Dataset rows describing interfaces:
....................
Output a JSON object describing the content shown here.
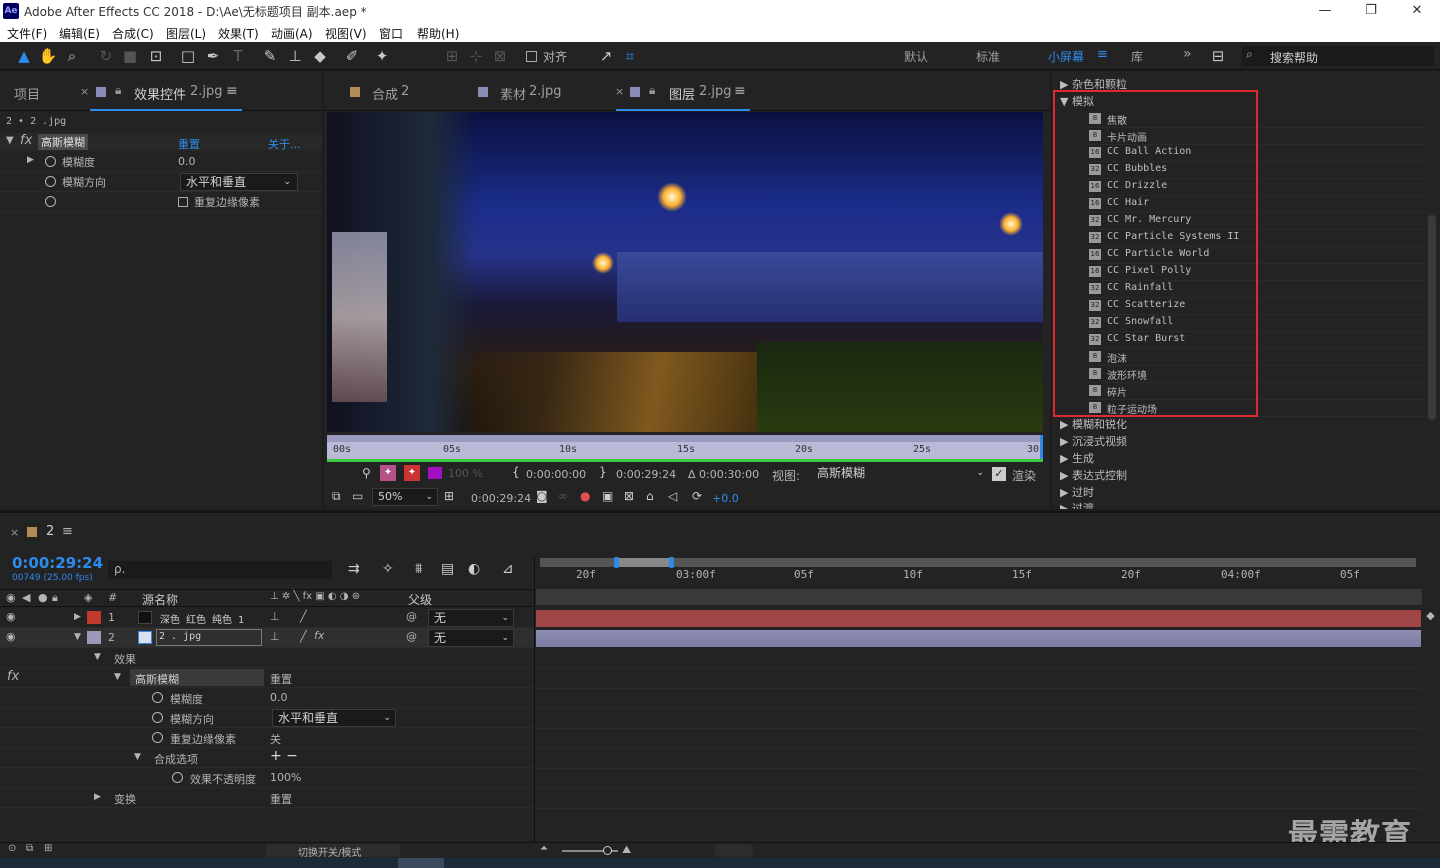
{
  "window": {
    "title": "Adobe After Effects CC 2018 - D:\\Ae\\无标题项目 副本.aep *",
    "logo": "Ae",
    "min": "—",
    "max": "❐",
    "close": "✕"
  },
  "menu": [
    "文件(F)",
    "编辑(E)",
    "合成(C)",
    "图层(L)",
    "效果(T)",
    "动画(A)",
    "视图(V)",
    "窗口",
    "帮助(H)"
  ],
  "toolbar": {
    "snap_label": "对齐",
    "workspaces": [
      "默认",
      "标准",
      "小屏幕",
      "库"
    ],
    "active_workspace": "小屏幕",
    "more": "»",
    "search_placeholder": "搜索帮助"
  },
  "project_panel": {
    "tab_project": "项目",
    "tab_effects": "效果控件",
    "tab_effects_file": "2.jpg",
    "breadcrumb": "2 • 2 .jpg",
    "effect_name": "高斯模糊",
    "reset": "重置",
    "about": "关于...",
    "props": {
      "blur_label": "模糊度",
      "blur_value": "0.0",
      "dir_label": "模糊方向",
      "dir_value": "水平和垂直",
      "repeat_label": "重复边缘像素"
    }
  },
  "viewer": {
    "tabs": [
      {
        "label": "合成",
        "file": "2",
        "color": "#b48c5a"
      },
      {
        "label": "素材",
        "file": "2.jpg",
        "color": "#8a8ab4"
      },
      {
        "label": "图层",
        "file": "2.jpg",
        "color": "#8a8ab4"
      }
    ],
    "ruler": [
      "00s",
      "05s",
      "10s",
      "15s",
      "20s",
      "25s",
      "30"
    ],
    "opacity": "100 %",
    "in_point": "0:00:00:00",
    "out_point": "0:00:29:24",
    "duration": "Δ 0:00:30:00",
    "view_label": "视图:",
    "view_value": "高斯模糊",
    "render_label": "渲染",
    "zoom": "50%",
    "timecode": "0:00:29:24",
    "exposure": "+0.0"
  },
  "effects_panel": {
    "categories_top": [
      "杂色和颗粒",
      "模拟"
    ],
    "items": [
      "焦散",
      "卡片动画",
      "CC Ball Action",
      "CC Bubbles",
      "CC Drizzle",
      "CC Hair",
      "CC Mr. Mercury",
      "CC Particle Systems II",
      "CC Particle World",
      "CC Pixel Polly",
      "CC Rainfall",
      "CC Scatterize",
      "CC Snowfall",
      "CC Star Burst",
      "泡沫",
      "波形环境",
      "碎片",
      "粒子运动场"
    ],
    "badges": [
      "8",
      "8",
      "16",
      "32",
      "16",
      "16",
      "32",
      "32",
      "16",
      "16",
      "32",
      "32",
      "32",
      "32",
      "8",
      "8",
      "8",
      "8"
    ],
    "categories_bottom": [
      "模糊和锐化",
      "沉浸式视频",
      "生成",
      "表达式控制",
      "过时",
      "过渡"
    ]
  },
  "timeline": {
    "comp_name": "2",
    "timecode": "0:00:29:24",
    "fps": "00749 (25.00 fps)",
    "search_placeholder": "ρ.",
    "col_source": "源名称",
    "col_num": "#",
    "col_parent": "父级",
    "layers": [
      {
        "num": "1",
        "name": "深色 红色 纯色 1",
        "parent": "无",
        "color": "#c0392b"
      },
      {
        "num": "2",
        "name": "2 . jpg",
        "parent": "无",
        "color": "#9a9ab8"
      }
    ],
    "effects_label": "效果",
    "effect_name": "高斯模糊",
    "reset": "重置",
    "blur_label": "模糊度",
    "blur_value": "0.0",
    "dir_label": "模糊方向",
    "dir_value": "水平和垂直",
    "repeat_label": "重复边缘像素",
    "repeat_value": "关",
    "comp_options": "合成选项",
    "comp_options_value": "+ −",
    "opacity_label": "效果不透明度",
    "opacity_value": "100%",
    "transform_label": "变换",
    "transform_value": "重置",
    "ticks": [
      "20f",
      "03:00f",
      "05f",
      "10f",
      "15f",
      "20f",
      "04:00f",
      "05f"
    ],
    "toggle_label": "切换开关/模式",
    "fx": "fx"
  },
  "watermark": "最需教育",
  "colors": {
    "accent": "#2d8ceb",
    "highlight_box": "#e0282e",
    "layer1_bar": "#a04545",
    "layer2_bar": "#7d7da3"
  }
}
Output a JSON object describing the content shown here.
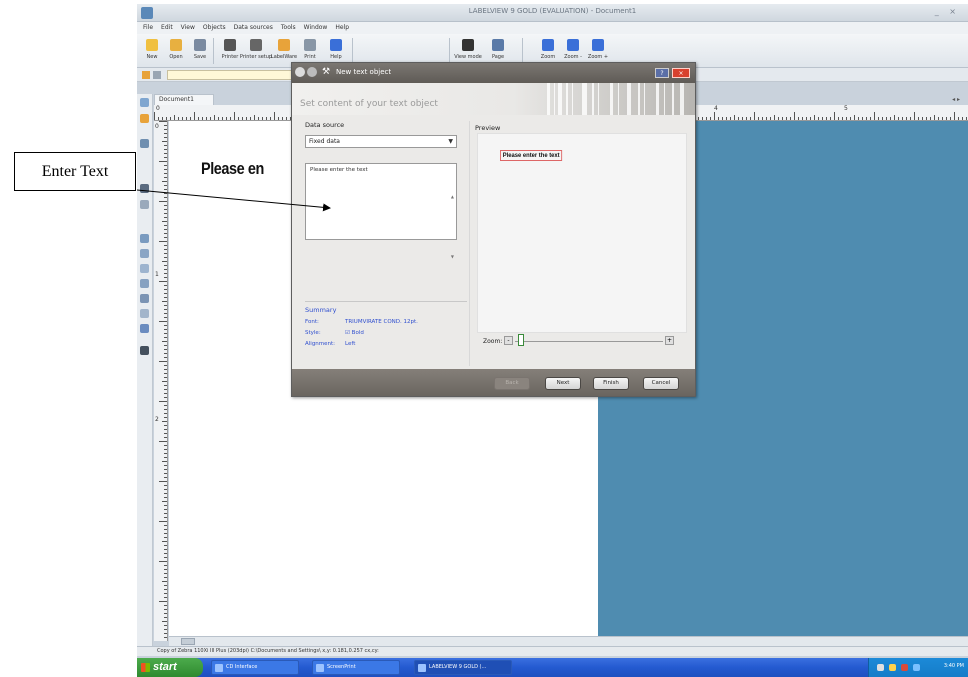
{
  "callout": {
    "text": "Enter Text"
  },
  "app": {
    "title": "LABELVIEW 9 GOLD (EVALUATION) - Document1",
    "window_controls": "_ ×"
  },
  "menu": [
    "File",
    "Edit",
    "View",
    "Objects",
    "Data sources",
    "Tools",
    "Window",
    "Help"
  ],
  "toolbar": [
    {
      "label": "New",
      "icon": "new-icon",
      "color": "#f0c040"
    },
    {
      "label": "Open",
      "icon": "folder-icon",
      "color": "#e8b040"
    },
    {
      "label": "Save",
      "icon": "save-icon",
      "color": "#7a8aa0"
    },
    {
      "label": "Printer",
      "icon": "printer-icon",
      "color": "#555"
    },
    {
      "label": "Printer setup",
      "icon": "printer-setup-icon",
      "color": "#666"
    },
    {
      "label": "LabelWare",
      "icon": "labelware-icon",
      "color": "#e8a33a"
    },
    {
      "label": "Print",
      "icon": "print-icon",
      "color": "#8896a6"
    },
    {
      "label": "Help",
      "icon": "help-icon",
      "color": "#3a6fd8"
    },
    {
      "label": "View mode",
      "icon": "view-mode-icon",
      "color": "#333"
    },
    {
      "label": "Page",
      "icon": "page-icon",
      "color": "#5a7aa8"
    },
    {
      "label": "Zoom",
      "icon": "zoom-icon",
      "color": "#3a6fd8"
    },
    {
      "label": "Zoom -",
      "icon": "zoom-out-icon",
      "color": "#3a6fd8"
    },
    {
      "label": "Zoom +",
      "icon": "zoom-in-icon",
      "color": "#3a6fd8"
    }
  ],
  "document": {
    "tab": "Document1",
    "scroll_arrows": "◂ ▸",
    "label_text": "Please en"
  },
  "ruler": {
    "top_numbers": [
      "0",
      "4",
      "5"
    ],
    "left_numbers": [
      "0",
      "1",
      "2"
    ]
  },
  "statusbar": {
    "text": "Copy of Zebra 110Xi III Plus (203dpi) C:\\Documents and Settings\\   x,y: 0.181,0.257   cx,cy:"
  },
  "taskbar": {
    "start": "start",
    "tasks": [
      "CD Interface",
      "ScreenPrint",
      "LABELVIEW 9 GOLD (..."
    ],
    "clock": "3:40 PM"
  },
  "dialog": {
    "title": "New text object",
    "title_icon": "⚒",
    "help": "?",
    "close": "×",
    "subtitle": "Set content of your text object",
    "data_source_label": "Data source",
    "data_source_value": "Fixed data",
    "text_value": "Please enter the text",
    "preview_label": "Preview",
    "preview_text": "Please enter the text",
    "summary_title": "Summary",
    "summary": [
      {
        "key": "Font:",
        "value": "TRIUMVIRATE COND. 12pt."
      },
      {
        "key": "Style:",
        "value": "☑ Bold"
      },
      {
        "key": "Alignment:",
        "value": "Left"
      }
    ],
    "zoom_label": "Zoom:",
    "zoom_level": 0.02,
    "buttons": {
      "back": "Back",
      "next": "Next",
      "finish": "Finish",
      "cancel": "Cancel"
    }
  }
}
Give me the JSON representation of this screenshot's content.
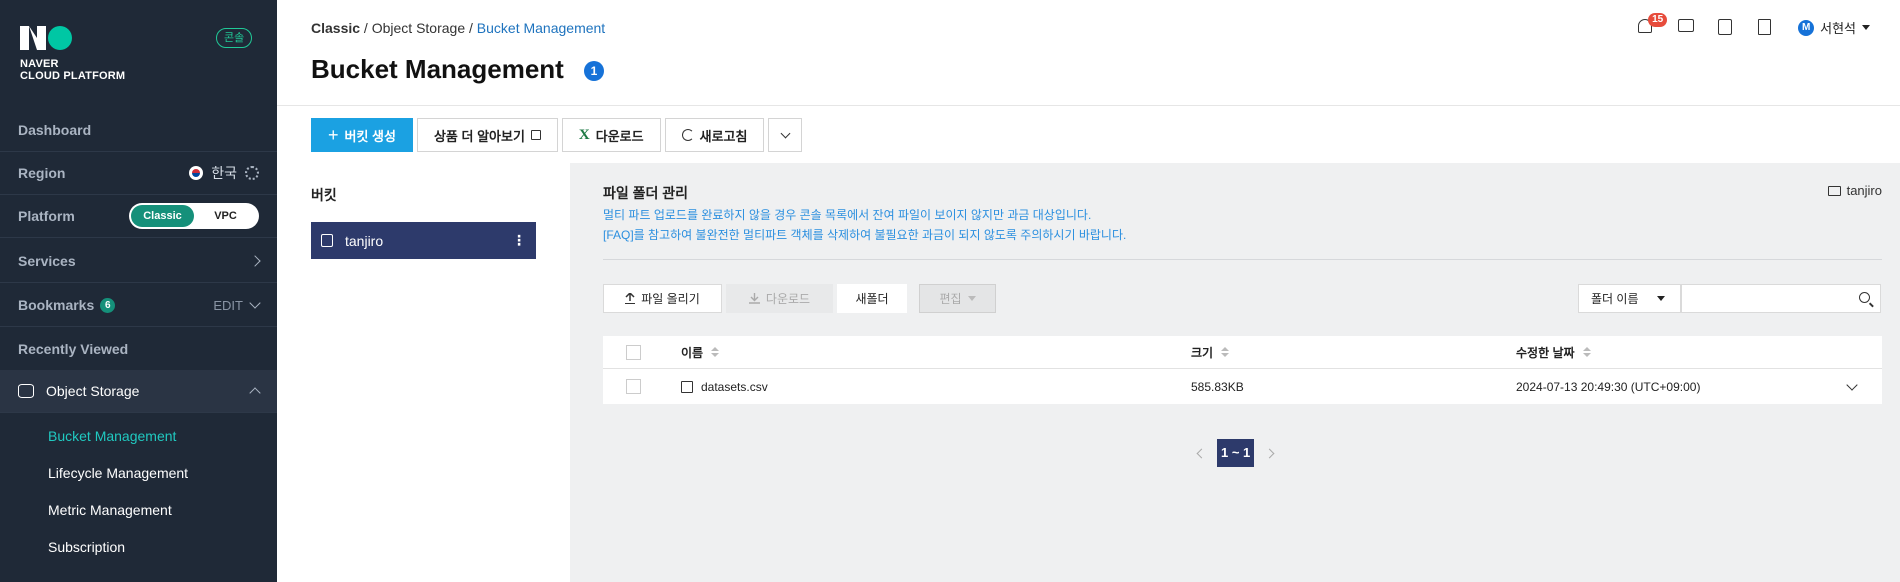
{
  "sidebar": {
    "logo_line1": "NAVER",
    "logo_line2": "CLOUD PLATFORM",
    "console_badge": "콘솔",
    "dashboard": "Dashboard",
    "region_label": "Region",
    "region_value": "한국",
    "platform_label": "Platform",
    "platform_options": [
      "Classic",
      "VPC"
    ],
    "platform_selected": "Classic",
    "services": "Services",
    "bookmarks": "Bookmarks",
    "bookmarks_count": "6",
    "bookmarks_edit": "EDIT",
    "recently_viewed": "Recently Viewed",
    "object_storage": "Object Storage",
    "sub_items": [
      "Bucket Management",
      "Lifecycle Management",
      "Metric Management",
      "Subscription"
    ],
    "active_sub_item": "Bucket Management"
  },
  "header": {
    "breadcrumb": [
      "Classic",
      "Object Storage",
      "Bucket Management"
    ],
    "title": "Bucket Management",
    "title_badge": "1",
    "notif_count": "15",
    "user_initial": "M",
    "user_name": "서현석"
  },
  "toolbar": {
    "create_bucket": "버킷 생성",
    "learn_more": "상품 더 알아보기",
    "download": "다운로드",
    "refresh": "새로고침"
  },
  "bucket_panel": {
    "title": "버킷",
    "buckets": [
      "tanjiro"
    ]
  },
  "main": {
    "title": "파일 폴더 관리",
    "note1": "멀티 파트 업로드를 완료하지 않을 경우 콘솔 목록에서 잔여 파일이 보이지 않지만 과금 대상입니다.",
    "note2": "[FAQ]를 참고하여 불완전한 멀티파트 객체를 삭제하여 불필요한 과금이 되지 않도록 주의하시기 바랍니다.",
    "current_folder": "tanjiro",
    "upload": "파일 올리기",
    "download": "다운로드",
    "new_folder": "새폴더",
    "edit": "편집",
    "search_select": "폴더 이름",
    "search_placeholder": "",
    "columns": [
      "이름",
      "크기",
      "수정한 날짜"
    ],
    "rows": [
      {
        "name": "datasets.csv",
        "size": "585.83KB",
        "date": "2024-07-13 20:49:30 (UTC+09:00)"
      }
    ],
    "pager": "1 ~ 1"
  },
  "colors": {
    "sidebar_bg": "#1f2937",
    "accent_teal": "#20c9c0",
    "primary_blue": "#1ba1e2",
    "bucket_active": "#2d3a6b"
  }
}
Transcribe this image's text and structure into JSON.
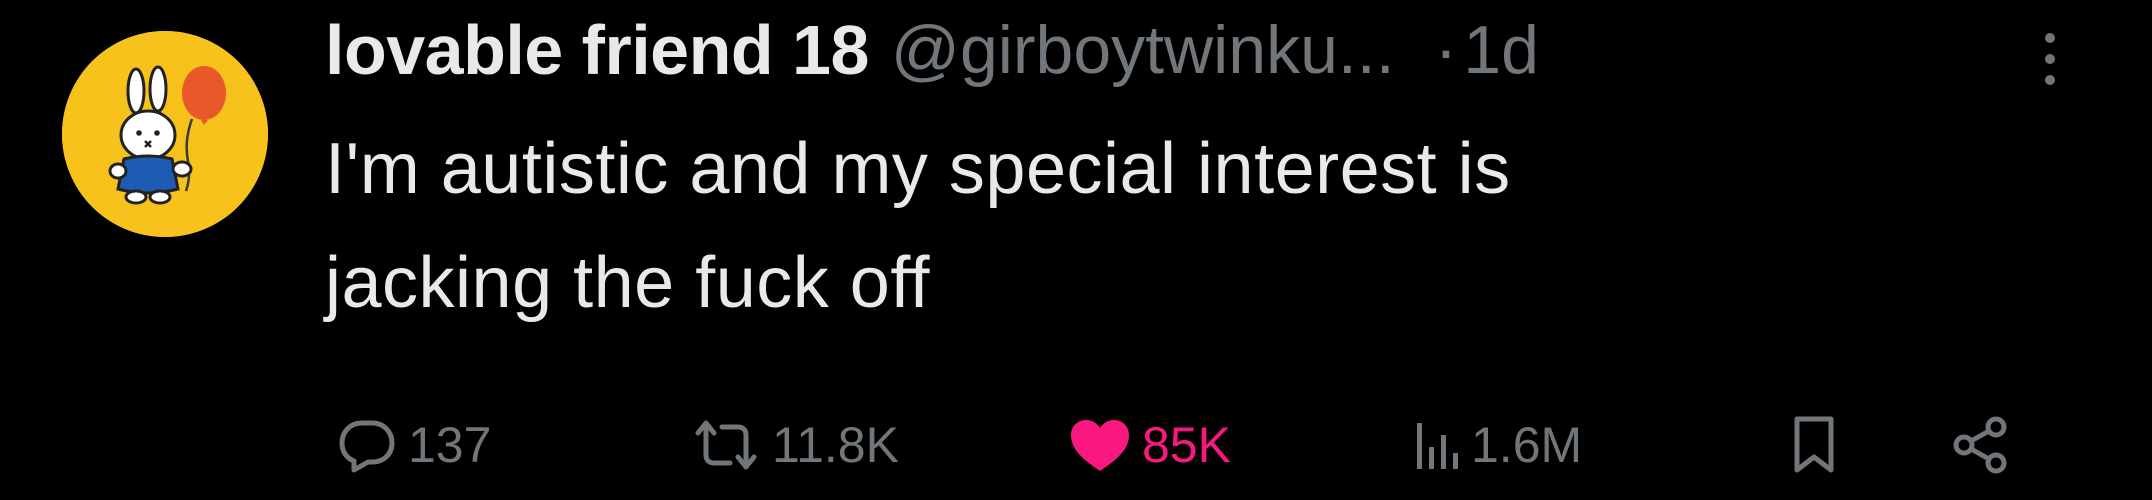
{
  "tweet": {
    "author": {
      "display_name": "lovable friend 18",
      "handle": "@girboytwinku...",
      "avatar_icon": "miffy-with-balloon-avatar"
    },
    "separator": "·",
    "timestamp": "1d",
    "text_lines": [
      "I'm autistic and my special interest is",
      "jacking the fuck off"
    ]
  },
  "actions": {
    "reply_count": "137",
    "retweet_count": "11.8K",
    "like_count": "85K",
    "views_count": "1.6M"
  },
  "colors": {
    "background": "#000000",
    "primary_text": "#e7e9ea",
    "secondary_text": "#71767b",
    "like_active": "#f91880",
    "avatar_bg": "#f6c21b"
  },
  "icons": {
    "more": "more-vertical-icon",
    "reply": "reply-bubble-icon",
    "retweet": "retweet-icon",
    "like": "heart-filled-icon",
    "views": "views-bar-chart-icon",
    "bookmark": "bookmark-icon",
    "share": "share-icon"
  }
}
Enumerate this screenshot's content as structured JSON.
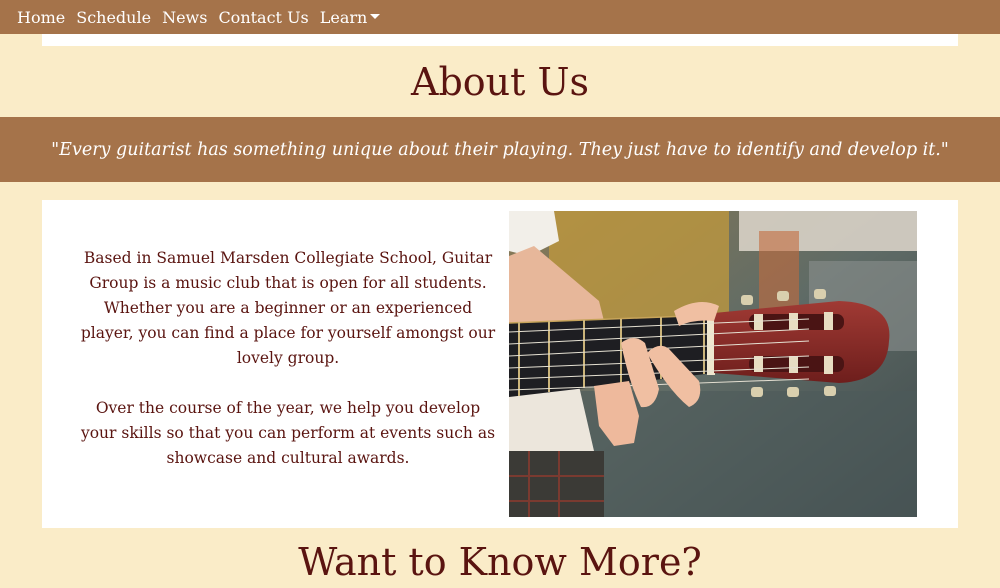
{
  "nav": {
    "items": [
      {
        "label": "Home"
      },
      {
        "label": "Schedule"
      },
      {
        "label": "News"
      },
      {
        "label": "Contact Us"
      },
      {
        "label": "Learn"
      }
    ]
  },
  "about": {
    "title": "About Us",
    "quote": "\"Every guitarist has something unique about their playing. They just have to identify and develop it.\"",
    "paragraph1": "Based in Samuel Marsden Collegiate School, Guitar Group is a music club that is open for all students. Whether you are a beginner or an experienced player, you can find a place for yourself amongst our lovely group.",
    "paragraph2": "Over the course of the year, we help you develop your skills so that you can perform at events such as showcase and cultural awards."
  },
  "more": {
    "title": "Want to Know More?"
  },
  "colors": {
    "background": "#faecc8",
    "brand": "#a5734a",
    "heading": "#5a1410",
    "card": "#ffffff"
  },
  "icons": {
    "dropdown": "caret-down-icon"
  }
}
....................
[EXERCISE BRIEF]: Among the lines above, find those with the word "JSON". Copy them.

[EXERCISE RESPONSE]:
Output a JSON object describing the content shown here.
Output a JSON object describing the content shown here.
Give me the JSON representation of this screenshot's content.
Transcribe this image's text and structure into JSON.
Enumerate this screenshot's content as structured JSON.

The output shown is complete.